CELOS comment: city staff seem to consider these meetings more like focus groups or data mining than community conversations.

At one point in the meeting a number of people were expressing irritation with the city. Parks supervisor Dennis Dametto said that the public consultation process the city is undertaking with the R.V.Burgess residents is "quite unique."

CELOS comment: community consultations of this type are common all over the city, not unique, and they have taken place about RV Burgess before. See for example this city presentation from 2009. But that doesn't mean they work out well for residents.

Joe Ferrara said "we are moving forward all the time" and he urged residents to email him to give him more information as they think of things. Dennis Damato emphasized "we're definitely here to listen."

To address a resident's concern that people would be taken off guard by unexpected changes made too fast, Joe Ferrara said: "this is not happening for three years, guaranteed."

A resident said she had her doubts about the process because she had gone to similar meetings where "people say things and then what comes doesn't have anything to do with it." ''

CELOS comment: She's right, of course. Her comment is repeated in many parts of the city, to the point where "community consultations" are often seen as a kind of charade. If staff are unaware of this problem, they could talk to Friends of Christie Pits, or Friends of Regent Park, for starters.

Staff said they don't think that would happen here, nor did they agree that it happens elsewhere. "Let's be positive." "We're here to listen." Councillor Burnside: "this is a collaborative thing."

Staff from Thorncliffe Neighbourhood Office asked whether there could be some local youth hired when construction gets underway. "Could local youth be trained as general laborers in landscaping, so that the community gets the benefit? We're ready for jobs." Staff said they were doubtful that could happen, because of labour rules.

A resident suggested that the rubber surfacing would not last long, but Dennis Dametto said the technology has improved dramatically.

Joe Ferrara said that the consultant will present residents with two different styles of playgrounds, modern or traditional, and the city will ask the community to choose. None of the choices will satisfy everyone, he said, but his aim is for everyone to be "comfortably dissatisfied" by the result rather than really unhappy about any element. "We have to balance all the competing demands."

CELOS comment: one common message staff gave at the meeting was one of scarcity.
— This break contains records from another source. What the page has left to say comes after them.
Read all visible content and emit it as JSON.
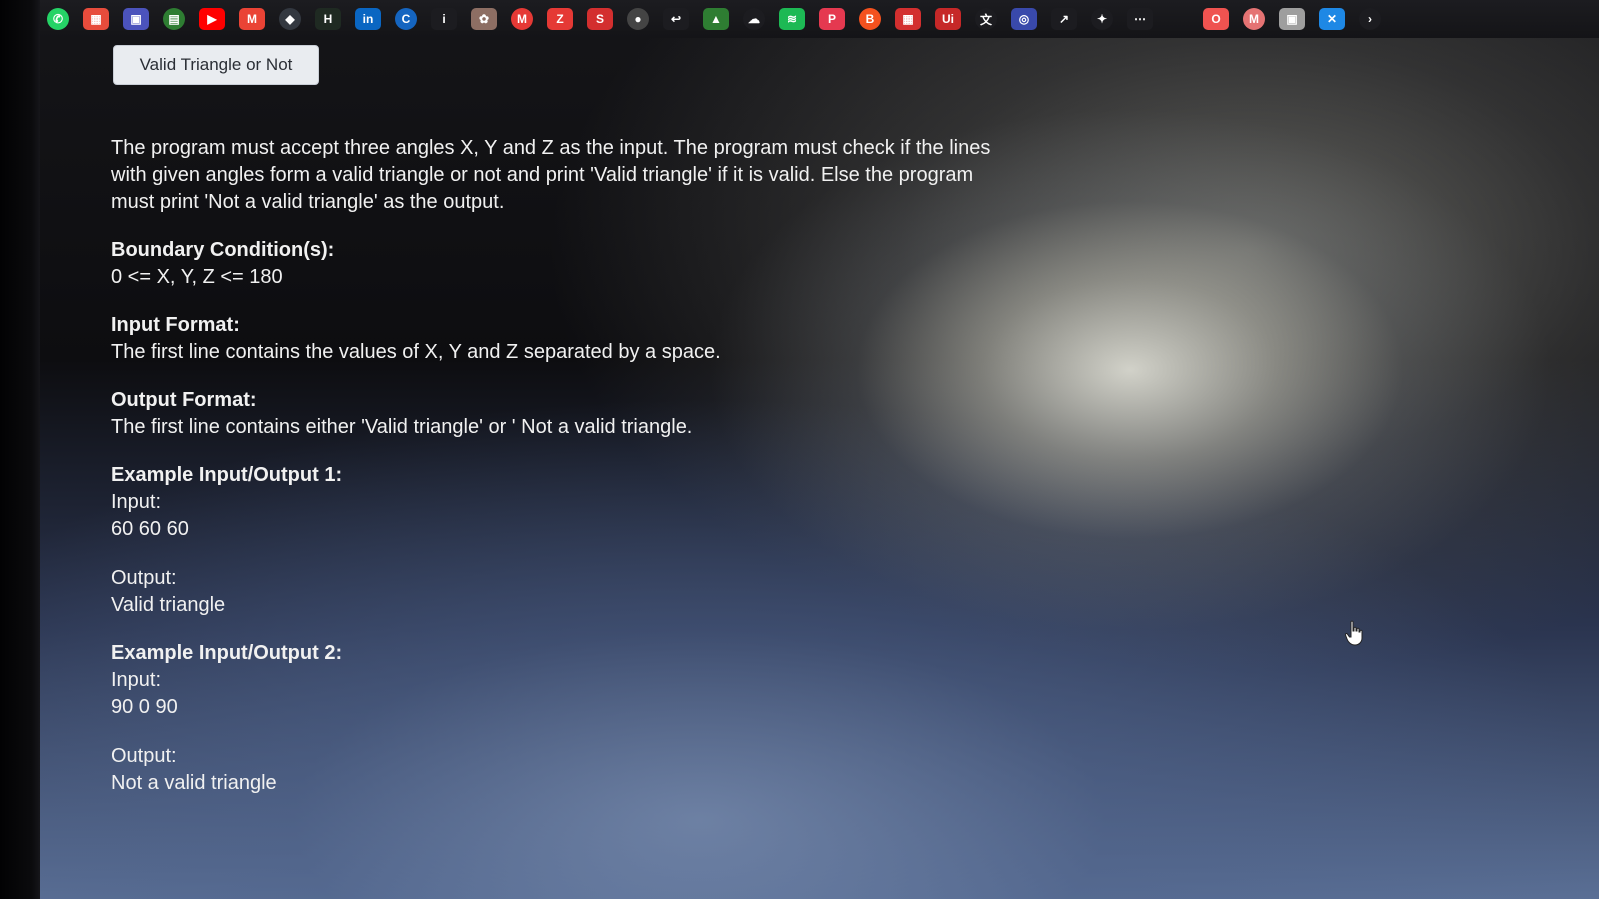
{
  "taskbar": {
    "icons": [
      {
        "name": "whatsapp-icon",
        "color": "#25d366",
        "glyph": "✆"
      },
      {
        "name": "windows-store-icon",
        "color": "#e74c3c",
        "glyph": "▦"
      },
      {
        "name": "teams-icon",
        "color": "#4b53bc",
        "glyph": "▣"
      },
      {
        "name": "photos-icon",
        "color": "#2e7d32",
        "glyph": "▤"
      },
      {
        "name": "youtube-icon",
        "color": "#ff0000",
        "glyph": "▶"
      },
      {
        "name": "gmail-icon",
        "color": "#ea4335",
        "glyph": "M"
      },
      {
        "name": "app-icon",
        "color": "#333840",
        "glyph": "◆"
      },
      {
        "name": "hackerrank-icon",
        "color": "#1f2a22",
        "glyph": "H"
      },
      {
        "name": "linkedin-icon",
        "color": "#0a66c2",
        "glyph": "in"
      },
      {
        "name": "c-app-icon",
        "color": "#1565c0",
        "glyph": "C"
      },
      {
        "name": "info-icon",
        "color": "#1c1c20",
        "glyph": "i"
      },
      {
        "name": "extension-icon",
        "color": "#8d6e63",
        "glyph": "✿"
      },
      {
        "name": "mail-icon",
        "color": "#e53935",
        "glyph": "M"
      },
      {
        "name": "z-app-icon",
        "color": "#e53935",
        "glyph": "Z"
      },
      {
        "name": "s-app-icon",
        "color": "#d32f2f",
        "glyph": "S"
      },
      {
        "name": "github-icon",
        "color": "#444",
        "glyph": "●"
      },
      {
        "name": "tool-icon",
        "color": "#1c1c20",
        "glyph": "↩"
      },
      {
        "name": "shield-icon",
        "color": "#2e7d32",
        "glyph": "▲"
      },
      {
        "name": "cloud-icon",
        "color": "#1c1c20",
        "glyph": "☁"
      },
      {
        "name": "spotify-icon",
        "color": "#1db954",
        "glyph": "≋"
      },
      {
        "name": "pinterest-icon",
        "color": "#e53950",
        "glyph": "P"
      },
      {
        "name": "blogger-icon",
        "color": "#f4511e",
        "glyph": "B"
      },
      {
        "name": "calendar-icon",
        "color": "#d32f2f",
        "glyph": "▦"
      },
      {
        "name": "ui-app-icon",
        "color": "#c62828",
        "glyph": "Ui"
      },
      {
        "name": "translate-icon",
        "color": "#1c1c20",
        "glyph": "文"
      },
      {
        "name": "safari-icon",
        "color": "#3949ab",
        "glyph": "◎"
      },
      {
        "name": "arrow-icon",
        "color": "#1c1c20",
        "glyph": "↗"
      },
      {
        "name": "puzzle-icon",
        "color": "#1c1c20",
        "glyph": "✦"
      },
      {
        "name": "dots-icon",
        "color": "#1c1c20",
        "glyph": "⋯"
      },
      {
        "name": "opera-icon",
        "color": "#ef5350",
        "glyph": "O"
      },
      {
        "name": "m-app-icon",
        "color": "#e57373",
        "glyph": "M"
      },
      {
        "name": "profile-icon",
        "color": "#9e9e9e",
        "glyph": "▣"
      },
      {
        "name": "settings-icon",
        "color": "#1e88e5",
        "glyph": "✕"
      },
      {
        "name": "chevron-right-icon",
        "color": "#1c1c20",
        "glyph": "›"
      }
    ]
  },
  "tab": {
    "title": "Valid Triangle or Not"
  },
  "problem": {
    "description": "The program must accept three angles X, Y and Z as the input. The program must check if the lines with given angles form a valid triangle or not and print 'Valid triangle' if it is valid. Else the program must print 'Not a valid triangle' as the output.",
    "boundary": {
      "heading": "Boundary Condition(s):",
      "text": "0 <= X, Y, Z <= 180"
    },
    "input_format": {
      "heading": "Input Format:",
      "text": "The first line contains the values of X, Y and Z separated by a space."
    },
    "output_format": {
      "heading": "Output Format:",
      "text": "The first line contains either 'Valid triangle' or ' Not a valid triangle."
    },
    "example1": {
      "heading": "Example Input/Output 1:",
      "input_label": "Input:",
      "input_value": "60 60 60",
      "output_label": "Output:",
      "output_value": "Valid triangle"
    },
    "example2": {
      "heading": "Example Input/Output 2:",
      "input_label": "Input:",
      "input_value": "90 0 90",
      "output_label": "Output:",
      "output_value": "Not a valid triangle"
    }
  }
}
They want residents to be prepared to not get what they think is important because it would cost too much or be against some rule.
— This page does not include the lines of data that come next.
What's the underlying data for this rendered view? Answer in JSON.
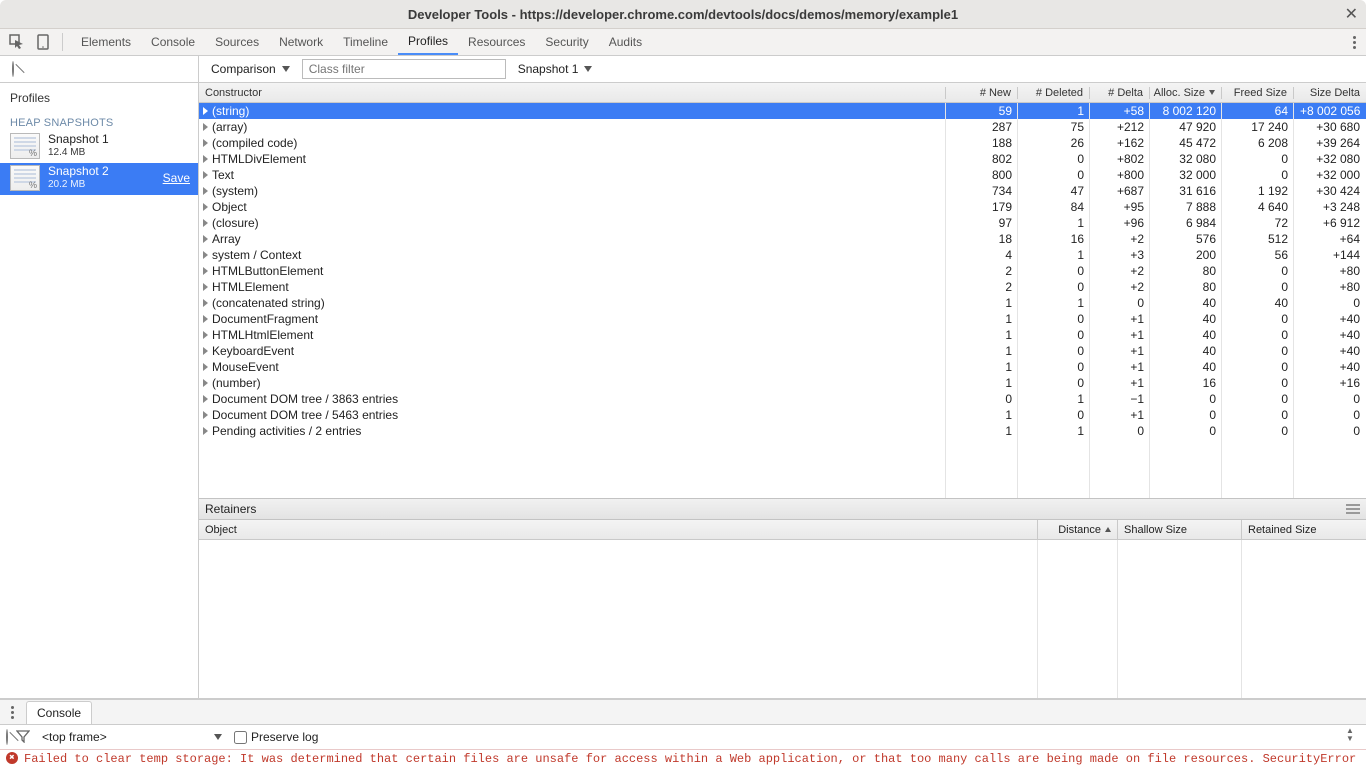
{
  "window": {
    "title": "Developer Tools - https://developer.chrome.com/devtools/docs/demos/memory/example1"
  },
  "tabs": {
    "items": [
      "Elements",
      "Console",
      "Sources",
      "Network",
      "Timeline",
      "Profiles",
      "Resources",
      "Security",
      "Audits"
    ],
    "active_index": 5
  },
  "sidebar": {
    "title": "Profiles",
    "heading": "HEAP SNAPSHOTS",
    "snapshots": [
      {
        "name": "Snapshot 1",
        "size": "12.4 MB",
        "selected": false,
        "save": ""
      },
      {
        "name": "Snapshot 2",
        "size": "20.2 MB",
        "selected": true,
        "save": "Save"
      }
    ]
  },
  "toolbar": {
    "view_mode": "Comparison",
    "class_filter_placeholder": "Class filter",
    "base_snapshot": "Snapshot 1"
  },
  "columns": {
    "ctor": "Constructor",
    "new": "# New",
    "deleted": "# Deleted",
    "delta": "# Delta",
    "alloc": "Alloc. Size",
    "freed": "Freed Size",
    "sizedelta": "Size Delta"
  },
  "rows": [
    {
      "ctor": "(string)",
      "new": "59",
      "deleted": "1",
      "delta": "+58",
      "alloc": "8 002 120",
      "freed": "64",
      "sizedelta": "+8 002 056",
      "selected": true
    },
    {
      "ctor": "(array)",
      "new": "287",
      "deleted": "75",
      "delta": "+212",
      "alloc": "47 920",
      "freed": "17 240",
      "sizedelta": "+30 680"
    },
    {
      "ctor": "(compiled code)",
      "new": "188",
      "deleted": "26",
      "delta": "+162",
      "alloc": "45 472",
      "freed": "6 208",
      "sizedelta": "+39 264"
    },
    {
      "ctor": "HTMLDivElement",
      "new": "802",
      "deleted": "0",
      "delta": "+802",
      "alloc": "32 080",
      "freed": "0",
      "sizedelta": "+32 080"
    },
    {
      "ctor": "Text",
      "new": "800",
      "deleted": "0",
      "delta": "+800",
      "alloc": "32 000",
      "freed": "0",
      "sizedelta": "+32 000"
    },
    {
      "ctor": "(system)",
      "new": "734",
      "deleted": "47",
      "delta": "+687",
      "alloc": "31 616",
      "freed": "1 192",
      "sizedelta": "+30 424"
    },
    {
      "ctor": "Object",
      "new": "179",
      "deleted": "84",
      "delta": "+95",
      "alloc": "7 888",
      "freed": "4 640",
      "sizedelta": "+3 248"
    },
    {
      "ctor": "(closure)",
      "new": "97",
      "deleted": "1",
      "delta": "+96",
      "alloc": "6 984",
      "freed": "72",
      "sizedelta": "+6 912"
    },
    {
      "ctor": "Array",
      "new": "18",
      "deleted": "16",
      "delta": "+2",
      "alloc": "576",
      "freed": "512",
      "sizedelta": "+64"
    },
    {
      "ctor": "system / Context",
      "new": "4",
      "deleted": "1",
      "delta": "+3",
      "alloc": "200",
      "freed": "56",
      "sizedelta": "+144"
    },
    {
      "ctor": "HTMLButtonElement",
      "new": "2",
      "deleted": "0",
      "delta": "+2",
      "alloc": "80",
      "freed": "0",
      "sizedelta": "+80"
    },
    {
      "ctor": "HTMLElement",
      "new": "2",
      "deleted": "0",
      "delta": "+2",
      "alloc": "80",
      "freed": "0",
      "sizedelta": "+80"
    },
    {
      "ctor": "(concatenated string)",
      "new": "1",
      "deleted": "1",
      "delta": "0",
      "alloc": "40",
      "freed": "40",
      "sizedelta": "0"
    },
    {
      "ctor": "DocumentFragment",
      "new": "1",
      "deleted": "0",
      "delta": "+1",
      "alloc": "40",
      "freed": "0",
      "sizedelta": "+40"
    },
    {
      "ctor": "HTMLHtmlElement",
      "new": "1",
      "deleted": "0",
      "delta": "+1",
      "alloc": "40",
      "freed": "0",
      "sizedelta": "+40"
    },
    {
      "ctor": "KeyboardEvent",
      "new": "1",
      "deleted": "0",
      "delta": "+1",
      "alloc": "40",
      "freed": "0",
      "sizedelta": "+40"
    },
    {
      "ctor": "MouseEvent",
      "new": "1",
      "deleted": "0",
      "delta": "+1",
      "alloc": "40",
      "freed": "0",
      "sizedelta": "+40"
    },
    {
      "ctor": "(number)",
      "new": "1",
      "deleted": "0",
      "delta": "+1",
      "alloc": "16",
      "freed": "0",
      "sizedelta": "+16"
    },
    {
      "ctor": "Document DOM tree / 3863 entries",
      "new": "0",
      "deleted": "1",
      "delta": "−1",
      "alloc": "0",
      "freed": "0",
      "sizedelta": "0"
    },
    {
      "ctor": "Document DOM tree / 5463 entries",
      "new": "1",
      "deleted": "0",
      "delta": "+1",
      "alloc": "0",
      "freed": "0",
      "sizedelta": "0"
    },
    {
      "ctor": "Pending activities / 2 entries",
      "new": "1",
      "deleted": "1",
      "delta": "0",
      "alloc": "0",
      "freed": "0",
      "sizedelta": "0"
    }
  ],
  "retainers": {
    "title": "Retainers",
    "columns": {
      "object": "Object",
      "distance": "Distance",
      "shallow": "Shallow Size",
      "retained": "Retained Size"
    }
  },
  "drawer": {
    "tab_label": "Console",
    "frame_selector": "<top frame>",
    "preserve_log_label": "Preserve log",
    "error": "Failed to clear temp storage: It was determined that certain files are unsafe for access within a Web application, or that too many calls are being made on file resources. SecurityError"
  }
}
posterboards with plans already drawn up

The official summary of the meeting,sent around by the city councillor's office, is here.


Content last modified on May 14, 2018, at 10:16 AM EST